The Eighty Years’ War (1568–1648) split the Netherlands into two territories: a Catholic Flanders ruled by Spain in the south and an independent, largely Protestant Dutch Republic in the north. The grand gallery entitled “South and North” explores the divergent artistic styles that emerged in the two regions. Among the highlights are Self-Portrait as Icarus with Daedalus (about 1618), painted by 19-year-old Anthony van Dyck, Peter Paul Rubens’s Mulay Ahmad (about 1609), and three great Rembrandt portraits including Aeltje Uylenburgh (1632).
At the center of the room is a period model of a Dutch East India Company (or VOC, after its Dutch name) ship, the Valkenisse, which first set sail in 1717. One of the largest of the Dutch vessels, it carried silver and bulk cargo to Asia and returned with luxury goods to sell at huge profits in Europe. It is one of just a few period models of VOC ships to survive and the only one in the United States.
The adjacent space, “In the Home,” evokes an Amsterdam house in the second half of the 17th century, full of exquisite paintings, silver, furniture, Delft ceramics, an elaborately carved beeldenkast (decorated cupboard), and a dolls’ house furnished with nearly 200 silver and porcelain miniatures.

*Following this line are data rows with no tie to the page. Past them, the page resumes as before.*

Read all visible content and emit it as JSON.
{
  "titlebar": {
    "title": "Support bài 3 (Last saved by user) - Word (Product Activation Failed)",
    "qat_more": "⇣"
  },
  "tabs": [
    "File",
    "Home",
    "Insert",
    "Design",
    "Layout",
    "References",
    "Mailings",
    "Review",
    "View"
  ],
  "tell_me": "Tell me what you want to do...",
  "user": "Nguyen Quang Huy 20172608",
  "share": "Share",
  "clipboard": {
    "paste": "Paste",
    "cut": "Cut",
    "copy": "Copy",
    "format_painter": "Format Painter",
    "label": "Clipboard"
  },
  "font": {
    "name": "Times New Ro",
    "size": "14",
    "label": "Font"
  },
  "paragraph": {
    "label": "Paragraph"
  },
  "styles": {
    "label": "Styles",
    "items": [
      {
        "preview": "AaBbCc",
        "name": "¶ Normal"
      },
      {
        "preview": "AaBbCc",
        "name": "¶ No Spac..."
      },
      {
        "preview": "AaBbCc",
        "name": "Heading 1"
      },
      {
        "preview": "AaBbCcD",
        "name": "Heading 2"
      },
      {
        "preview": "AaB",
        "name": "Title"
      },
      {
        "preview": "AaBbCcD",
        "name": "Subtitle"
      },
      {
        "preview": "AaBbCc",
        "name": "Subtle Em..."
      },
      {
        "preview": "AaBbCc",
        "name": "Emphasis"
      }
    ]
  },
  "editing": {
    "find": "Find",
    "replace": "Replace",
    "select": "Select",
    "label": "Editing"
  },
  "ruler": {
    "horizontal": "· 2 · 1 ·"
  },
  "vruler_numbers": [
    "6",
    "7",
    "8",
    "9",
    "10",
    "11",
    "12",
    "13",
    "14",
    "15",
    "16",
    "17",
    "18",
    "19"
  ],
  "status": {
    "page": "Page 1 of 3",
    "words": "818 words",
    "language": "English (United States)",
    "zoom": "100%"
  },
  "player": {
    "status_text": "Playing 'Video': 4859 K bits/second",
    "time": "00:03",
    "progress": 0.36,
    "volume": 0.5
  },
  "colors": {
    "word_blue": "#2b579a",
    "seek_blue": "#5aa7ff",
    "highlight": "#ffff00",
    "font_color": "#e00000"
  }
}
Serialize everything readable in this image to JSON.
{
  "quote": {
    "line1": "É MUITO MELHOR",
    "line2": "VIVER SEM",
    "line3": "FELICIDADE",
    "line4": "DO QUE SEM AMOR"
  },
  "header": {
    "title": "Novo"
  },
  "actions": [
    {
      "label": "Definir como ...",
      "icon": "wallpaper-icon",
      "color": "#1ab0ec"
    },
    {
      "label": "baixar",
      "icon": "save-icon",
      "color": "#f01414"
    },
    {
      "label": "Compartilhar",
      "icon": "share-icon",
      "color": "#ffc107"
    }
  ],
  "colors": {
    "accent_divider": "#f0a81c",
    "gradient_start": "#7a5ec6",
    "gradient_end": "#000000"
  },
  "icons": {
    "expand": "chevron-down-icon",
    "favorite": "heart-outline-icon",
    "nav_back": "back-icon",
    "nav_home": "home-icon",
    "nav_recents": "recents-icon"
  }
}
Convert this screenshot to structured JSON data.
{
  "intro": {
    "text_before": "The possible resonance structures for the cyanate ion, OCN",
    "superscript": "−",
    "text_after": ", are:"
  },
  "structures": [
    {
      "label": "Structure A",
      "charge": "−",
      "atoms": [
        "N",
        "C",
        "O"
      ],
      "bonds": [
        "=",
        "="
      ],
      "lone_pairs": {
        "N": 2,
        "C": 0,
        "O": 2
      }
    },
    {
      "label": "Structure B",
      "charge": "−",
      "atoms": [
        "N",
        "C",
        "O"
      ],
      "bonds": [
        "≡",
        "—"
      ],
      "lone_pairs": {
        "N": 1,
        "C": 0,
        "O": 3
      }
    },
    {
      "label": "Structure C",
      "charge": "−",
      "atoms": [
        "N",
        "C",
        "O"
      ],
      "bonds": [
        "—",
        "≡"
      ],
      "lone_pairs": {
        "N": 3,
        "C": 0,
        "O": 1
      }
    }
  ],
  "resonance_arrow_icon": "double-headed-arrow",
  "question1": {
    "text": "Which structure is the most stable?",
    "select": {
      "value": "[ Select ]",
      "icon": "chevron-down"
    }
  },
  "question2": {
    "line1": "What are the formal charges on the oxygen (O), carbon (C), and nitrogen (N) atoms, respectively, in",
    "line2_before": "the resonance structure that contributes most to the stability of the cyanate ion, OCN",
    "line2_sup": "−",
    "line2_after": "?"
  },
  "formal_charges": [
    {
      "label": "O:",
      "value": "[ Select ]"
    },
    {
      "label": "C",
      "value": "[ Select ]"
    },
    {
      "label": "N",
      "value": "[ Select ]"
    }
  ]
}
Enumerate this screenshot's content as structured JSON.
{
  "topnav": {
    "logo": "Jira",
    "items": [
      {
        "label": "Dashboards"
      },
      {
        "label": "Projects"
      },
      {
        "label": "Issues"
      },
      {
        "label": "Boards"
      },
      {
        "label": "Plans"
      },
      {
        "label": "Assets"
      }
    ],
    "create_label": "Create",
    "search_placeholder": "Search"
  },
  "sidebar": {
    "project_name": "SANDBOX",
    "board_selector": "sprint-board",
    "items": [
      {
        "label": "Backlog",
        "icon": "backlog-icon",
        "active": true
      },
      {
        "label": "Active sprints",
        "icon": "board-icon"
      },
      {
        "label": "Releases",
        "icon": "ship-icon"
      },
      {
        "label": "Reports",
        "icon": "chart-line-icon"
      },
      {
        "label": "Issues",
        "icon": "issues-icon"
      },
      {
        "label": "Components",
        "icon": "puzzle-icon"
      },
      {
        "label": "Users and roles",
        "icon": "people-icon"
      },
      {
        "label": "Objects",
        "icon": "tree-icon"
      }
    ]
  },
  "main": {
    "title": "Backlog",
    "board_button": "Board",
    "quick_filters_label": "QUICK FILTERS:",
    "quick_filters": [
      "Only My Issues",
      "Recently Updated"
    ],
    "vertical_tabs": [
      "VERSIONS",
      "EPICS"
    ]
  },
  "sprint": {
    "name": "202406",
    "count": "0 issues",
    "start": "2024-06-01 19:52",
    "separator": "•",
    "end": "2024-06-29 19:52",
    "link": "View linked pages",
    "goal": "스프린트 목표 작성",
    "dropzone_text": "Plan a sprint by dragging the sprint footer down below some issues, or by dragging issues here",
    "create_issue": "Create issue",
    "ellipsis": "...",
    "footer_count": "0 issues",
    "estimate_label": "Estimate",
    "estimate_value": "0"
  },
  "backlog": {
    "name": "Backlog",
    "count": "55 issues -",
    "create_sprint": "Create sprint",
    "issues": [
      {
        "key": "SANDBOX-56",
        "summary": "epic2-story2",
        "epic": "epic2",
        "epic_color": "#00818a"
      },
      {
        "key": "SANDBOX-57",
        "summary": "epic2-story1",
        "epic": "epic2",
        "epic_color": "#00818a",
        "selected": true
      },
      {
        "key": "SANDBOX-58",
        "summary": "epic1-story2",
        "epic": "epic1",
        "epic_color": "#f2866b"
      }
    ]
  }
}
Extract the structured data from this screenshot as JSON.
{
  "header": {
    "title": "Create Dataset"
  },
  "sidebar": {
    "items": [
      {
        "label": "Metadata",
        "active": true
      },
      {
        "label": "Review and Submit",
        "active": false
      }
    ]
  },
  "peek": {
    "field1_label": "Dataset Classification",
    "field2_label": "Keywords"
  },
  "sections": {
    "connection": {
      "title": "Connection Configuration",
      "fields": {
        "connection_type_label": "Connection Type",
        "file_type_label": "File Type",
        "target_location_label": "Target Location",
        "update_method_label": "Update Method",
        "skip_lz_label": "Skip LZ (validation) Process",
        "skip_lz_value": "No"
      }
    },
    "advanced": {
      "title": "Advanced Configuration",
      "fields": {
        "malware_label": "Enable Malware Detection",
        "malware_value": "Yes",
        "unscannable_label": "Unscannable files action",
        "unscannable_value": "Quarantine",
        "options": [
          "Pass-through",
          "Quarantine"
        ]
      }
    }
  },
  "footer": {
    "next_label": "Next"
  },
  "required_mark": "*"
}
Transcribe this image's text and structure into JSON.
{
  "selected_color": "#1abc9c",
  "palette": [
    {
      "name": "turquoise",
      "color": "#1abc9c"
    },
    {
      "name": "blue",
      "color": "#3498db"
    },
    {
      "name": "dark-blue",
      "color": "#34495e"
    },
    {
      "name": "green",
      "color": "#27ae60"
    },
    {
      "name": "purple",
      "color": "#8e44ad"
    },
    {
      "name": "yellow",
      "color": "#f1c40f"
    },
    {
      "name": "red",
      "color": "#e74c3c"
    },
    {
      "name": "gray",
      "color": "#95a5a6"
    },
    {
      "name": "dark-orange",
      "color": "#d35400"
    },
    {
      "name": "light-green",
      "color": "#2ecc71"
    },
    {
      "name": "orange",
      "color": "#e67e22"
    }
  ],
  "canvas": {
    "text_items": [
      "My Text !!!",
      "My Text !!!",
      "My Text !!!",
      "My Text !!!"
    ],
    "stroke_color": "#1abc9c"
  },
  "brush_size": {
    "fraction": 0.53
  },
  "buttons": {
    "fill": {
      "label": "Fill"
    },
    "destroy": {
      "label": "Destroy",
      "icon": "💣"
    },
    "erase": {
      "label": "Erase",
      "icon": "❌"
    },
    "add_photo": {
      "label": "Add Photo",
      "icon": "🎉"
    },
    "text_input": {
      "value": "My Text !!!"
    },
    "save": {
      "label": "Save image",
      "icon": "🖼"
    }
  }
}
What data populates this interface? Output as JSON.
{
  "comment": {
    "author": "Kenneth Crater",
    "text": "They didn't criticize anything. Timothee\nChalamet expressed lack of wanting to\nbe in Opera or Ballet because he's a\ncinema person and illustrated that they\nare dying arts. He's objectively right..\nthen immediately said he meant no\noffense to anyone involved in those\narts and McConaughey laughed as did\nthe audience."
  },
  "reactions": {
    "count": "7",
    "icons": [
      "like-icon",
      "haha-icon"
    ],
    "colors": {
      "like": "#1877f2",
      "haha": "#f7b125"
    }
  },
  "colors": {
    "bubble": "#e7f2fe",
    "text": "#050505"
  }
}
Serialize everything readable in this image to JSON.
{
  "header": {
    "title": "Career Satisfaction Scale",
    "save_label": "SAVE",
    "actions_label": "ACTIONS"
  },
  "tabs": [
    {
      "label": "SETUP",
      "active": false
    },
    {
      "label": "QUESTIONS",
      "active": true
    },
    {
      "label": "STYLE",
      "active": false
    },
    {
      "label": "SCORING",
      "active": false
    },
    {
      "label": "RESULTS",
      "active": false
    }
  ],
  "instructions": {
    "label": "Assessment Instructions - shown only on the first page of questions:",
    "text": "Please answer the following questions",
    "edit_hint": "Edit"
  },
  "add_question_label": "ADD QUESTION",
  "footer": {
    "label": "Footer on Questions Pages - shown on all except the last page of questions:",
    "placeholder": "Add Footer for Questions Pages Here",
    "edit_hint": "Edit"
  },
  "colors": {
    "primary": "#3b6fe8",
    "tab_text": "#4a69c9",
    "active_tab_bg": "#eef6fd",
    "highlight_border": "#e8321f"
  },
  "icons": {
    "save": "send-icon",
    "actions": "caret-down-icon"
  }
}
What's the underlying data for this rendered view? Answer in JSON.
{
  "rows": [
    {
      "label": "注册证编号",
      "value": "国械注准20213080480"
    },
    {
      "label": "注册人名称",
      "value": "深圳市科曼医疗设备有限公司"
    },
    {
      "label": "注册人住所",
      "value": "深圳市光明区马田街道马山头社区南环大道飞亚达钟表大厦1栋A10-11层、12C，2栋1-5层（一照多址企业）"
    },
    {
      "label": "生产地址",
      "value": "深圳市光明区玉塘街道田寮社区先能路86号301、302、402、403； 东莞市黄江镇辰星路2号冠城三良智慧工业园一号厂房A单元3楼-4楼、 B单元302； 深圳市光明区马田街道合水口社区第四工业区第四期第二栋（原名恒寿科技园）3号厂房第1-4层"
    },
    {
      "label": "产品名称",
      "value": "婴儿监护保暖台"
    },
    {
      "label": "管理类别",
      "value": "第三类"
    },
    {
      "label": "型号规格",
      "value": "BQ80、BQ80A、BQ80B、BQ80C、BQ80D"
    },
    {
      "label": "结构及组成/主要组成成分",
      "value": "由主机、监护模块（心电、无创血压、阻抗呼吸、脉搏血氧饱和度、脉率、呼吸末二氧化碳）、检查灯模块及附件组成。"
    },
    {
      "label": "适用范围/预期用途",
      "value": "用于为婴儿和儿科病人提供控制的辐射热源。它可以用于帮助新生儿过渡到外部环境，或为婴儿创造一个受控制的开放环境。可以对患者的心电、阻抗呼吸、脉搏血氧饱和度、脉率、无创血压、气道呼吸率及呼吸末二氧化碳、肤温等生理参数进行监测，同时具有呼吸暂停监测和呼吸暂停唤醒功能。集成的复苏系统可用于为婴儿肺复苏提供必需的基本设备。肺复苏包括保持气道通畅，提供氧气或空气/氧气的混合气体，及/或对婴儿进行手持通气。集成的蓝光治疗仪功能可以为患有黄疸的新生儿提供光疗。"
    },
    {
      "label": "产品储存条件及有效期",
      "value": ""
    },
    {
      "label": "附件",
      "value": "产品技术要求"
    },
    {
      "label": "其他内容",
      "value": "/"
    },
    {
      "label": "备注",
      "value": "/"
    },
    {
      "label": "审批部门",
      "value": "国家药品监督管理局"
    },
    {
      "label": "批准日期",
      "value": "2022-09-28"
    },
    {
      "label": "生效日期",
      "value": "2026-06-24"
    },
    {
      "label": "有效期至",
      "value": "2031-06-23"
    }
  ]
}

- Art of Flanders and the Netherlands in the 17th Century (Gallery 242)